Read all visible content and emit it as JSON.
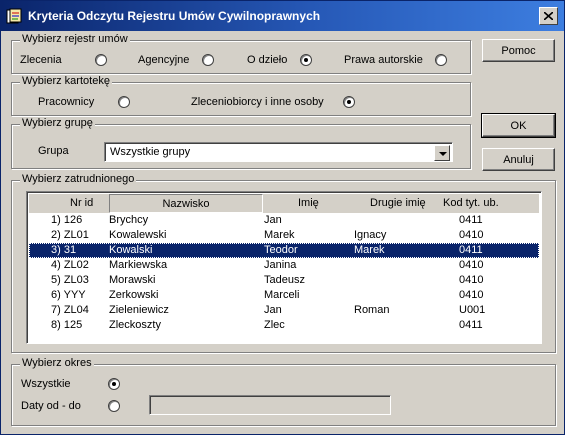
{
  "window": {
    "title": "Kryteria Odczytu Rejestru Umów Cywilnoprawnych",
    "colors": {
      "title_bar": "#0a246a",
      "face": "#d4d0c8",
      "selection": "#0a246a"
    }
  },
  "register_group": {
    "legend": "Wybierz rejestr umów",
    "options": [
      {
        "label": "Zlecenia",
        "selected": false
      },
      {
        "label": "Agencyjne",
        "selected": false
      },
      {
        "label": "O dzieło",
        "selected": true
      },
      {
        "label": "Prawa autorskie",
        "selected": false
      }
    ]
  },
  "file_group": {
    "legend": "Wybierz kartotekę",
    "options": [
      {
        "label": "Pracownicy",
        "selected": false
      },
      {
        "label": "Zleceniobiorcy i inne osoby",
        "selected": true
      }
    ]
  },
  "group_group": {
    "legend": "Wybierz grupę",
    "label": "Grupa",
    "value": "Wszystkie grupy"
  },
  "buttons": {
    "help": "Pomoc",
    "ok": "OK",
    "cancel": "Anuluj"
  },
  "employee_group": {
    "legend": "Wybierz zatrudnionego",
    "columns": [
      "Nr id",
      "Nazwisko",
      "Imię",
      "Drugie imię",
      "Kod tyt. ub."
    ],
    "rows": [
      {
        "nr": "1) 126",
        "surname": "Brychcy",
        "name": "Jan",
        "second": "",
        "code": "0411"
      },
      {
        "nr": "2) ZL01",
        "surname": "Kowalewski",
        "name": "Marek",
        "second": "Ignacy",
        "code": "0410"
      },
      {
        "nr": "3) 31",
        "surname": "Kowalski",
        "name": "Teodor",
        "second": "Marek",
        "code": "0411"
      },
      {
        "nr": "4) ZL02",
        "surname": "Markiewska",
        "name": "Janina",
        "second": "",
        "code": "0410"
      },
      {
        "nr": "5) ZL03",
        "surname": "Morawski",
        "name": "Tadeusz",
        "second": "",
        "code": "0410"
      },
      {
        "nr": "6) YYY",
        "surname": "Zerkowski",
        "name": "Marceli",
        "second": "",
        "code": "0410"
      },
      {
        "nr": "7) ZL04",
        "surname": "Zieleniewicz",
        "name": "Jan",
        "second": "Roman",
        "code": "U001"
      },
      {
        "nr": "8) 125",
        "surname": "Zleckoszty",
        "name": "Zlec",
        "second": "",
        "code": "0411"
      }
    ],
    "selected_index": 2
  },
  "period_group": {
    "legend": "Wybierz okres",
    "options": [
      {
        "label": "Wszystkie",
        "selected": true
      },
      {
        "label": "Daty od - do",
        "selected": false
      }
    ],
    "date_range_value": ""
  }
}
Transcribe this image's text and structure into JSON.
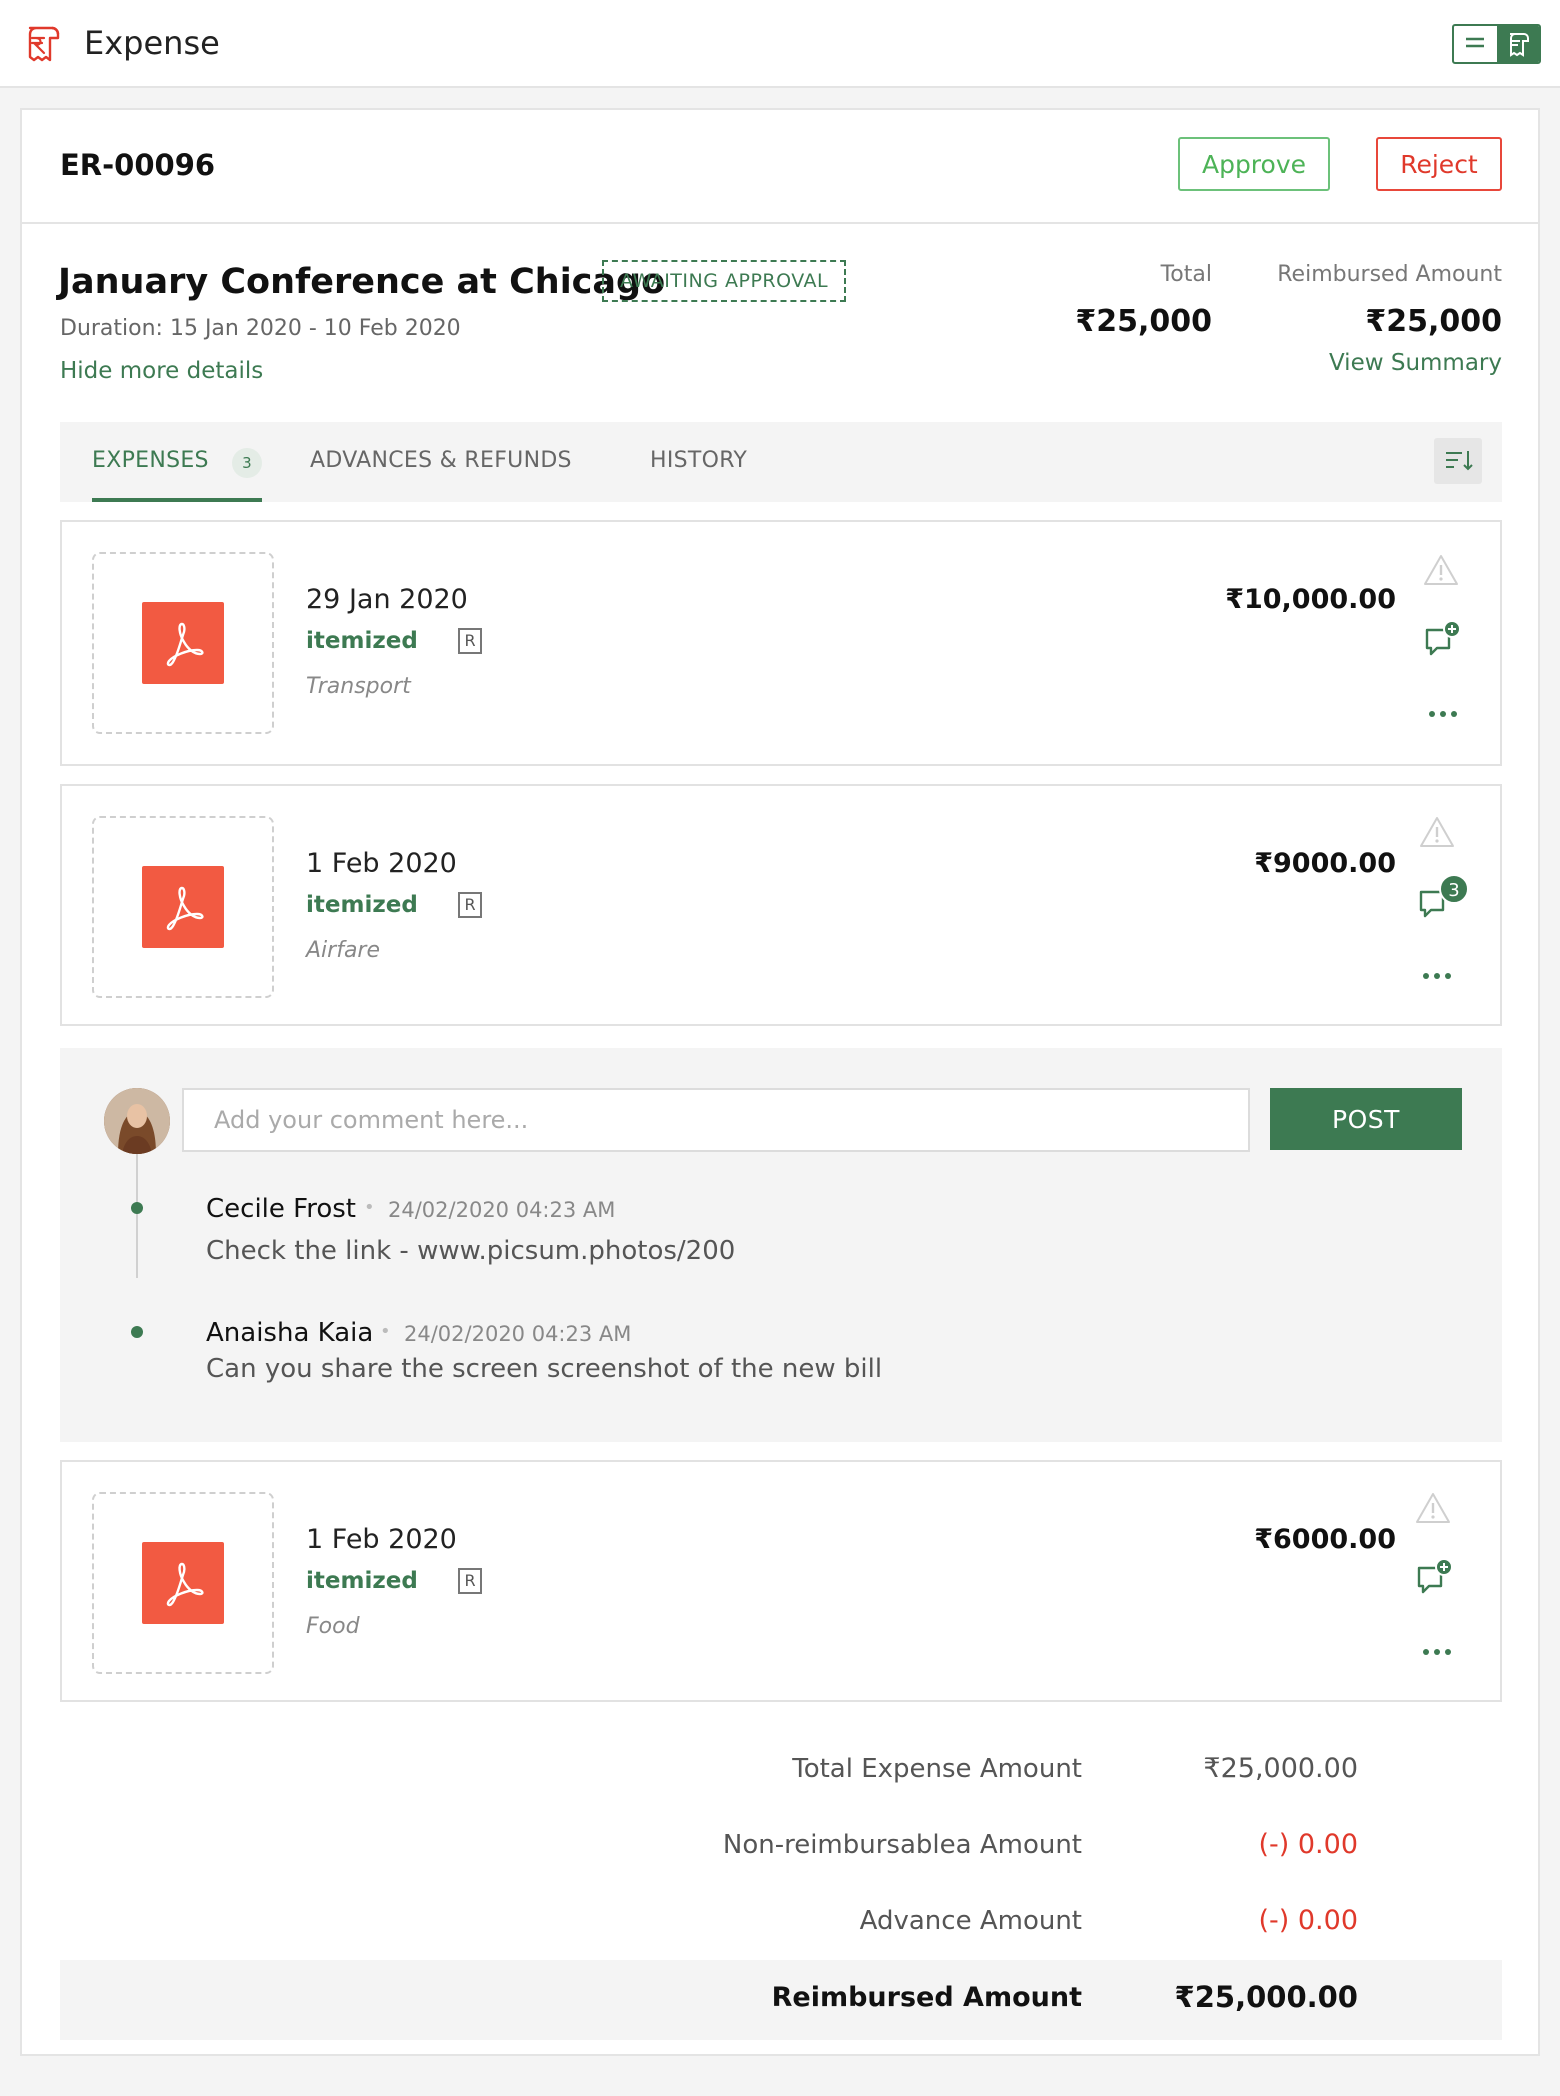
{
  "app": {
    "title": "Expense",
    "logo_icon": "receipt-icon",
    "accent": "#3d7a52"
  },
  "header": {
    "report_id": "ER-00096",
    "approve_label": "Approve",
    "reject_label": "Reject"
  },
  "trip": {
    "title": "January Conference at Chicago",
    "status": "AWAITING APPROVAL",
    "duration": "Duration: 15 Jan 2020 - 10 Feb 2020",
    "hide_details": "Hide more details",
    "total_label": "Total",
    "total_value": "₹25,000",
    "reimbursed_label": "Reimbursed Amount",
    "reimbursed_value": "₹25,000",
    "view_summary": "View Summary"
  },
  "tabs": [
    {
      "label": "EXPENSES",
      "count": "3",
      "active": true
    },
    {
      "label": "ADVANCES & REFUNDS"
    },
    {
      "label": "HISTORY"
    }
  ],
  "expenses": [
    {
      "date": "29 Jan 2020",
      "type": "itemized",
      "badge": "R",
      "category": "Transport",
      "amount": "₹10,000.00",
      "comments": ""
    },
    {
      "date": "1 Feb 2020",
      "type": "itemized",
      "badge": "R",
      "category": "Airfare",
      "amount": "₹9000.00",
      "comments": "3"
    },
    {
      "date": "1 Feb 2020",
      "type": "itemized",
      "badge": "R",
      "category": "Food",
      "amount": "₹6000.00",
      "comments": ""
    }
  ],
  "comments": {
    "placeholder": "Add your comment here...",
    "post_label": "POST",
    "items": [
      {
        "author": "Cecile Frost",
        "time": "24/02/2020 04:23 AM",
        "text": "Check the link - www.picsum.photos/200"
      },
      {
        "author": "Anaisha Kaia",
        "time": "24/02/2020 04:23 AM",
        "text": "Can you share the screen screenshot of the new bill"
      }
    ]
  },
  "summary": {
    "rows": [
      {
        "label": "Total Expense Amount",
        "value": "₹25,000.00"
      },
      {
        "label": "Non-reimbursablea Amount",
        "value": "(-) 0.00"
      },
      {
        "label": "Advance Amount",
        "value": "(-) 0.00"
      }
    ],
    "total_label": "Reimbursed Amount",
    "total_value": "₹25,000.00"
  }
}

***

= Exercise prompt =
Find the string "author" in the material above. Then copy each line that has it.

= Your solution =
        "author": "Cecile Frost",
        "author": "Anaisha Kaia",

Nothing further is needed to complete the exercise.